The ocean is the largest source of food in the world and fish is one of the main source of daily protein
But unfortunately, fishermen are more and more frequently returning home with empty nets.
Some scientists say that in the last 60 years’ stocks of large fish have fallen by 90 percent, and they are warning that we are facing the collapse of all types of fish species.
Overfishing is a form of overexploitation where fish stocks are reduced to below acceptable levels. Overfishing can occur in water bodies of any size, such as ponds, rivers, lakes or oceans. And this can result in resource depletion, reduced biological growth rates and low biomass levels.
Sustained overfishing can lead to critical depensation, where the fish population is no longer able to sustain itself.
Also, overfishing occurs when more fish are caught than the population can replace through natural reproduction.
Gathering as many fish as possible may seem like a profitable practice, but overfishing has serious consequences. The results not only affect the balance of life in the oceans, but also the social and economic well-being of the coastal communities who depend on fish for their way of life.
Long-line fishing vessels deploy 1.4 billion hooks a year, each with a slice of fish hanging from them as bait. There are trawling vessels that cast nets with an opening of 4 football fields, that’s big enough to hold 13 jumbo jets.
These nets can catch up to 500 tons of fish. Amongst the 500 tons there is a lot of bi-catch. Bi-catch is marine creatures that are incidentally caught, often at large quantity.
Typically, shrimp trawlers throw 80 to 90 percent of the dead marine creatures caught back overboard. It is estimated that for every kilo of shrimp caught, up to 9 kilos of other marine wildlife are wasted.
Many of the fish that are farmed are carnivorous or eat other fish to survive
According to a 2008 UN report, the world’s fishing fleets are losing US$50 billion each year through depleted stocks and poor fisheries management. The report, produced jointly by the World Bank and the UN Food and Agriculture Organization (FAO), asserts that half the world’s fishing fleet could be scrapped with no change in catch.

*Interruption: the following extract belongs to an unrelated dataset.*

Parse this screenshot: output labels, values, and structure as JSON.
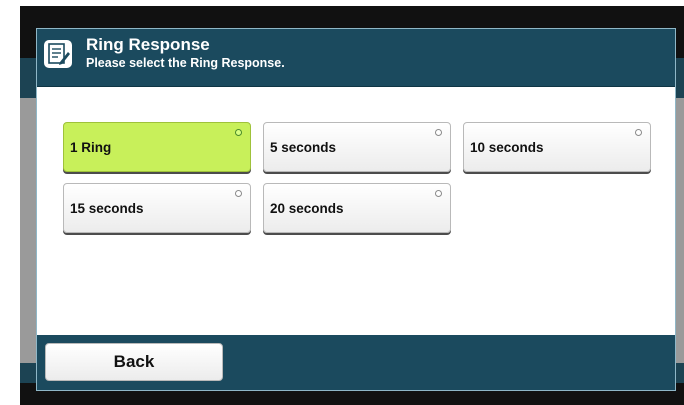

To this end, regulatory measures should be introduced for controlling overfishing. Also, creating awareness of overfishing can be effective in fisheries management. Thus, improving compliance.